Unblocking the muse: a few writing tricks for NaNoWriMo

It’s National November Writing Month – the month when writers around the world join in a quick-fire effort to complete a story of 50,000 words in just 30 days. I’m marking it this month by re-posting some of the material I’ve published in past years to help writers get to that goal. ++++++++++++++++++++++ It’s mid-November, … More Unblocking the muse: a few writing tricks for NaNoWriMo

How to grip your readers and hold them to your novel

One force that pulls agents, publishers and readers into your novel is tension. Usually that can be generated with good characterisation, but a compelling plot can have a tension all of its own. Dan Brown is a master of that one. Tension doesn’t happen by itself. It works itself into all sorts of levels in … More How to grip your readers and hold them to your novel

How I got confused by Randall Munroe’s new book on science

I had a chance the other day to glance through Randall Munroe’s new book Thing Explainer (Houghton Mifflin 2015), explaining science and technology in ‘simple’ language. It’s something New Scientist has been trying for a while, too. And it’s great to see science presented in straight-forward ways. It’s important. The problem I’ve got is that … More How I got confused by Randall Munroe’s new book on science

Essential writing skills: how to make words your servants

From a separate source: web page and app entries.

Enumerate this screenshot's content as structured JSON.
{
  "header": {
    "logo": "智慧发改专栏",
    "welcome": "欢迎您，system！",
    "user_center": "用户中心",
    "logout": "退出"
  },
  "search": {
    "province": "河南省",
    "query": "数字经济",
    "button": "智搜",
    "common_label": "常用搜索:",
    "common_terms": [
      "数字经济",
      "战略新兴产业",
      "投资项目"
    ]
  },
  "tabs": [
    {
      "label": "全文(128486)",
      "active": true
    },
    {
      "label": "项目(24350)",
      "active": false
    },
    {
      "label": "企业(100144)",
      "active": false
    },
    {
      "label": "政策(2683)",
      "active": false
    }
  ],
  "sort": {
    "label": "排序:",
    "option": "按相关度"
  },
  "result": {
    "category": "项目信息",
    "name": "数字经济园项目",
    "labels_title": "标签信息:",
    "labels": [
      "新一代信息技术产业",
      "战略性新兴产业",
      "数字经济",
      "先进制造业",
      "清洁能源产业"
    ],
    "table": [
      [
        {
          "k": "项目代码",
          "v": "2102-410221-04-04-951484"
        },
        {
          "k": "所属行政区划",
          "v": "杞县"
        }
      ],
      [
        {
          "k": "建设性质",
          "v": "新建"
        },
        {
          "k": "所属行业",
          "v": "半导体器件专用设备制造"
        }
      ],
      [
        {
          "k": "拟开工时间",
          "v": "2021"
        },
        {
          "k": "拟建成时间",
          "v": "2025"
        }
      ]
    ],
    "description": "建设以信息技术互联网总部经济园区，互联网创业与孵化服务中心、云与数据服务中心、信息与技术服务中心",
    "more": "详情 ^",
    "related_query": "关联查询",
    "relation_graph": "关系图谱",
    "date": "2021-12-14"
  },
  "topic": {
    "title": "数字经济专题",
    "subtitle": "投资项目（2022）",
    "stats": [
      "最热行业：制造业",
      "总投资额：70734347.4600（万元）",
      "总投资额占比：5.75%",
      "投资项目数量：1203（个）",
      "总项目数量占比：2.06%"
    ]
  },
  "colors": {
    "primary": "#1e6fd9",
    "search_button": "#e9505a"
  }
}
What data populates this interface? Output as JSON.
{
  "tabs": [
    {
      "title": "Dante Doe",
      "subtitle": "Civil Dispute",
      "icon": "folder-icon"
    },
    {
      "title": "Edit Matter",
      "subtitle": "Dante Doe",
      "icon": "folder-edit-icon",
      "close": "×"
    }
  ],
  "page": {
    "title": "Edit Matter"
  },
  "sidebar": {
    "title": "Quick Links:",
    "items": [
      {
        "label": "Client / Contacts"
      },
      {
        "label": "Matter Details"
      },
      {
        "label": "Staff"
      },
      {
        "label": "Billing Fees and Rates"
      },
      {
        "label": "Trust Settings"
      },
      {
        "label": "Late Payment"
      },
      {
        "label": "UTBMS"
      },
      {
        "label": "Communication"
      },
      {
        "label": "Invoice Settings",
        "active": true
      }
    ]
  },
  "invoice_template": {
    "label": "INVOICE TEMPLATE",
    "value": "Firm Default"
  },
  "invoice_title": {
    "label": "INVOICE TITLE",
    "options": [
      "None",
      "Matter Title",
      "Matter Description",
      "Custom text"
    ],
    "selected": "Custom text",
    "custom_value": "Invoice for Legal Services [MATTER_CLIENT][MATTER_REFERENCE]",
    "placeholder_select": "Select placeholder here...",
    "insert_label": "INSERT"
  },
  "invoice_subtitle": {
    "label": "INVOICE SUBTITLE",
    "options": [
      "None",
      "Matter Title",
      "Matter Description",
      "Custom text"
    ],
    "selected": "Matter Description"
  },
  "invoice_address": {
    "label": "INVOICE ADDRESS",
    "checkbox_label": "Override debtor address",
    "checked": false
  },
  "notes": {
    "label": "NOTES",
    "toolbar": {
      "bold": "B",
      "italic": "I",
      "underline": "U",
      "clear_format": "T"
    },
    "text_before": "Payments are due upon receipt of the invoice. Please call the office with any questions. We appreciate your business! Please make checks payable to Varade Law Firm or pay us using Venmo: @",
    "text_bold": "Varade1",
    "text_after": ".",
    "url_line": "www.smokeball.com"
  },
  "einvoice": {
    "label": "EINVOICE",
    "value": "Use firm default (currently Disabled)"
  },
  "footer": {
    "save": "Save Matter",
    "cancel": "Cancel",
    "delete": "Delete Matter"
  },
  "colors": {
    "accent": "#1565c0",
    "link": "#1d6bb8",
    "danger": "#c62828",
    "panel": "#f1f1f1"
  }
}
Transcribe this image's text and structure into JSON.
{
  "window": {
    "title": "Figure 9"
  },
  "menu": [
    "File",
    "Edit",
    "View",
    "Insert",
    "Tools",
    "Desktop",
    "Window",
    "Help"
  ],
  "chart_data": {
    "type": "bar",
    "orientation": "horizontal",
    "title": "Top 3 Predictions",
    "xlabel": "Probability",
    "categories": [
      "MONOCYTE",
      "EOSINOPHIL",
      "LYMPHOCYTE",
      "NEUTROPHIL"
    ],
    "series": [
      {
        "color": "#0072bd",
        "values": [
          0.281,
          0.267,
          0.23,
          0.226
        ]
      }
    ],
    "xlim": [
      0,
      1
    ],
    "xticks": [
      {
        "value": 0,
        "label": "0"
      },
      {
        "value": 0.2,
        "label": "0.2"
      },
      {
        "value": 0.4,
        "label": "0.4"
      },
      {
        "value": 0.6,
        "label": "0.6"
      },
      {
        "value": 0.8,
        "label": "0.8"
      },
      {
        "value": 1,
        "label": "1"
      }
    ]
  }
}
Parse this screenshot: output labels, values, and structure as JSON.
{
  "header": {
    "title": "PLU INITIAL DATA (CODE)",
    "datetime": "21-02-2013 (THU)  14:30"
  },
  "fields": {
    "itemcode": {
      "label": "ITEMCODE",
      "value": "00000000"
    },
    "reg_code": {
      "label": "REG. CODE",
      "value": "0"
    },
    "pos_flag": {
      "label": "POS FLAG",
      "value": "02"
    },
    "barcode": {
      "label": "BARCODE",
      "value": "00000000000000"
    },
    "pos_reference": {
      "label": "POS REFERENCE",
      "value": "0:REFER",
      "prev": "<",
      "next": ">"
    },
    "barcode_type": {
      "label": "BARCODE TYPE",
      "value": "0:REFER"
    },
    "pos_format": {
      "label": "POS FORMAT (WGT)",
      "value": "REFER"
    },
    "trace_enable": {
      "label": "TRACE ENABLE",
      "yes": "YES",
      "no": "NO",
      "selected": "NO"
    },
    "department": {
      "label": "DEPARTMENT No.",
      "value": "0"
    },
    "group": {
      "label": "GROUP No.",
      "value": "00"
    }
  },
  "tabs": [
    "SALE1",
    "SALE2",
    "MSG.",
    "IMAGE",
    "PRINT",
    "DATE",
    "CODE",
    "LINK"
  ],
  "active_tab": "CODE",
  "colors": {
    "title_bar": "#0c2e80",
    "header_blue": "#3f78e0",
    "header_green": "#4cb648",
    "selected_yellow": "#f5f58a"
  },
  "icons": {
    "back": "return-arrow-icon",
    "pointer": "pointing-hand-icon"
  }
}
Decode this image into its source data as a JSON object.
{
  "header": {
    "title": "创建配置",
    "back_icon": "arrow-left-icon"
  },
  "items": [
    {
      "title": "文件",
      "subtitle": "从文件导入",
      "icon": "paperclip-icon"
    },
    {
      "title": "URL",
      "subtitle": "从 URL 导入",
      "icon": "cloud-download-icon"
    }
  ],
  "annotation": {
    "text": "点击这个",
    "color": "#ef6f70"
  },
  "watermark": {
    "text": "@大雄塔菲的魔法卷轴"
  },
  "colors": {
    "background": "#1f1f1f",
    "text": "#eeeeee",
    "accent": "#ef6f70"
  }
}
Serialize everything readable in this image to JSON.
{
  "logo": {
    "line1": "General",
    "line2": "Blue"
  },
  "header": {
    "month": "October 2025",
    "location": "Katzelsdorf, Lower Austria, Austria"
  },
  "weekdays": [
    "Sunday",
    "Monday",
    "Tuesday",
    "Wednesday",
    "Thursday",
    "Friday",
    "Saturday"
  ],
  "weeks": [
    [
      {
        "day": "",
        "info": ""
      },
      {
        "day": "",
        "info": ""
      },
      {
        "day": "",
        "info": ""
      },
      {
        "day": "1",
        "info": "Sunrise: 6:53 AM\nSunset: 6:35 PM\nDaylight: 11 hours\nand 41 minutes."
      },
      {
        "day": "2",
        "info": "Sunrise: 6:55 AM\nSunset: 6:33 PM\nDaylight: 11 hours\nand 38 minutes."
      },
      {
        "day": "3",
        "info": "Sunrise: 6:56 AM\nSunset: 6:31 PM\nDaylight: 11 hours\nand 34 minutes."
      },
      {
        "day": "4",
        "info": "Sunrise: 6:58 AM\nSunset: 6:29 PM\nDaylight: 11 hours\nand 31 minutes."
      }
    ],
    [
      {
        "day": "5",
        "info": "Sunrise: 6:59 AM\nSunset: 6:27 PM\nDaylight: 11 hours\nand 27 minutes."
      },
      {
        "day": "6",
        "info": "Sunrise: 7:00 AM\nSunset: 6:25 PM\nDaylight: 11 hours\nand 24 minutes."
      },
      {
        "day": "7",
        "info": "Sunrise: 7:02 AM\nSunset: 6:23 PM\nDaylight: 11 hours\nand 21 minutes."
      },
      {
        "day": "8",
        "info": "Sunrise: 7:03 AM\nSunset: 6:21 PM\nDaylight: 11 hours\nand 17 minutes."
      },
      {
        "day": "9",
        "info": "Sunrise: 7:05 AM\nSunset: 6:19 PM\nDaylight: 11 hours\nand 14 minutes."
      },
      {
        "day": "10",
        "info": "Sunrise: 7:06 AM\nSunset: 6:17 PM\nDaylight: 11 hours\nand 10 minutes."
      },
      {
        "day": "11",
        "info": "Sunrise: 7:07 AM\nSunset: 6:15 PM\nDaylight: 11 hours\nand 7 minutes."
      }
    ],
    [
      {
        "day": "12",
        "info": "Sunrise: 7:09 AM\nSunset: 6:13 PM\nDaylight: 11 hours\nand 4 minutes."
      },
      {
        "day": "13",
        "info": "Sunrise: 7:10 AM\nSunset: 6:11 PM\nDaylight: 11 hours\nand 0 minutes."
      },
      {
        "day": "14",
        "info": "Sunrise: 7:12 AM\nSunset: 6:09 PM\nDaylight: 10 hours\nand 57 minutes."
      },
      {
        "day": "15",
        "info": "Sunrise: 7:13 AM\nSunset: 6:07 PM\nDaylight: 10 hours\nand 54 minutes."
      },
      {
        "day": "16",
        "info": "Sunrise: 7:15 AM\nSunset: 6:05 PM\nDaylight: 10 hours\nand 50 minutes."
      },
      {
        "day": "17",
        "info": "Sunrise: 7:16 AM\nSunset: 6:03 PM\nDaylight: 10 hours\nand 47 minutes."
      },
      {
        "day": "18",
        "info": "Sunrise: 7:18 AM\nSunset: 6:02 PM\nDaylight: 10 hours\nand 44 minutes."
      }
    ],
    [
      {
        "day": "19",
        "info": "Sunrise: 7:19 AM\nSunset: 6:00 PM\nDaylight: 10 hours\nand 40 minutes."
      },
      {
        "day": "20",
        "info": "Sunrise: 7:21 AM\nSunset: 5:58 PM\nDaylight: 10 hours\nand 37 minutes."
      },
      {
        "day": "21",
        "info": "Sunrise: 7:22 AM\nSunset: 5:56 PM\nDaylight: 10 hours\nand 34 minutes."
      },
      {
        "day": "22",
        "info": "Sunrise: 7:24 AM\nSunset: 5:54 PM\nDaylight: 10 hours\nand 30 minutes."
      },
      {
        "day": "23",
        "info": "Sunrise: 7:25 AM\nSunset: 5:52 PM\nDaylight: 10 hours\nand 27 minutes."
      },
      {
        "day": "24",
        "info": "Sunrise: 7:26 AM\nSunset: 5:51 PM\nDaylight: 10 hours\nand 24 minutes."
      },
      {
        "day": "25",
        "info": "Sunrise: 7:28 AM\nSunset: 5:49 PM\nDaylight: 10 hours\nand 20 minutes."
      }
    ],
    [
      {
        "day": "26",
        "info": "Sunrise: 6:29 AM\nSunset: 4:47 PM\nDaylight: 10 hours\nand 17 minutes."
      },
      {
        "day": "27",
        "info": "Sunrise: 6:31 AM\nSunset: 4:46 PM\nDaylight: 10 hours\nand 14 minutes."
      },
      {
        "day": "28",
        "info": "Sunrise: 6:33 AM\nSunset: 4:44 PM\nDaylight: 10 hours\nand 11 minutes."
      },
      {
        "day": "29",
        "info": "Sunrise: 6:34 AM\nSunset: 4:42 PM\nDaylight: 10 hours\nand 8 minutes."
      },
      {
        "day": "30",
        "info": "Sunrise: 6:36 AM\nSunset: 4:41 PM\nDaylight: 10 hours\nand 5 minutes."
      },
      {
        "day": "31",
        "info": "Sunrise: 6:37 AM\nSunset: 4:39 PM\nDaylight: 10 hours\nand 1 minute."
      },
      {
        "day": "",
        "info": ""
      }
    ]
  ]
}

Half the battle for writers is making writing their servant – not being a servant to the words. It’s a lesson novice writers usually only discover after they’re about half way through the first book and are finding the words mastering them, not the other way around. It has to be addressed. And there is, alas, … More Essential writing skills: how to make words your servants